Global laptop shipments in 2021 are set to reach a record-breaking 236-million units to accommodate remote work and education. And our own study found that nearly two thirds of IT leaders in education will increase their IT budgets this year. Given the longevity of these developments, these trends have to be examined in more detail.
Does a global surge of interest in laptops and other portable devices, for example, mean that truly hybrid learning is bad for the environment? Not necessarily. While the current consumption of electronic materials is seen as ‘unsustainable’ by some experts, schools and universities investing in electronic devices to power their employees and students could look at moving away from a linear model and towards a circular economy in electronics, by improving the life-cycle environmental performance of products.
For a sustainable, circular economy in the IT industry, reducing e-waste, and using schemes such as reusing, recycling and asset recovery have never been so important.
A sustainable hybrid option for education
The first way to alleviate e-waste is with good IT support. This ensures that purchased devices last for as long as possible, and that the technology operates smoothly. Away from the physical classroom or educational facility, remote IT support can provide both students and teachers with on-demand support so that IT teams can access devices to remotely perform activities including general maintenance updates to resolving more complex technical issues.
The benefits of IT support are numerous: from regularly monitoring systems for malicious software to ensuring security software is running properly and the systems are working efficiently.

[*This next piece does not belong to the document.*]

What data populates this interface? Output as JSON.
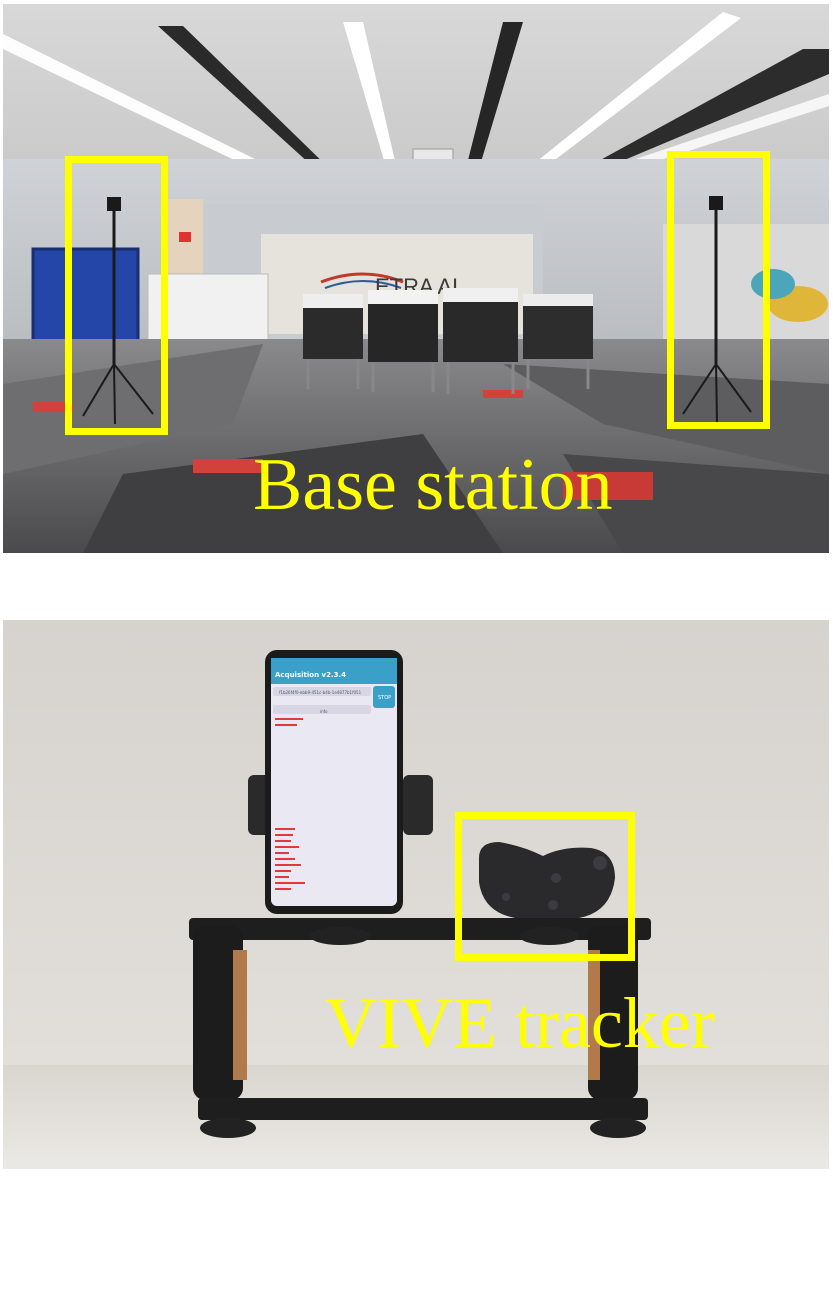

With over half (58%) of educational organisations already prioritising remote support technologies for staff, it is no surprise that investment in appropriate support is growing.
A number of vendors also offer initiatives to help schools and universities deal with devices after the product’s lifecycle. Two of the most effective are reselling and recycling, which involve either the resale of old devices that are still in good condition, or sustainable recycling initiatives which allow customers to dispose of their items in eco-friendly ways.
The benefits of these initiatives extend even beyond their eco-friendly credentials. With resale, old equipment that is still in good condition can be bought back from the organisation, so places with smaller budgets benefit from a refund while freeing up space for new investments.
For equipment that has reached the end of its lifecycle, a robust recycle initiative will ensure that any educational facility can entrust the process of disposal to their vendor, relieving the burden while safe in the knowledge that equipment is being managed in the safest and most sustainable way.
Can hybrid learning ever be truly sustainable?
Most signs point to yes – if carried out appropriately. However, while the answer to this question is nuanced, it is clear that only part of the environmental improvements would be caused by students and staff staying out of classrooms.
Shifting to a more circular model of operating when it comes to technology devices and improving behaviours when it comes to electronic waste also play a role. Even larger universities that require a constant flow of equipment shipments can offset this by signing up to initiatives that help them resell or dispose of their old products responsibly.
And while there is no one-size-fits-all solution, it is certainly apparent that hybrid learning is not a one-time fad, and so it is up to all of us to find the best and most sustainable way to make it work.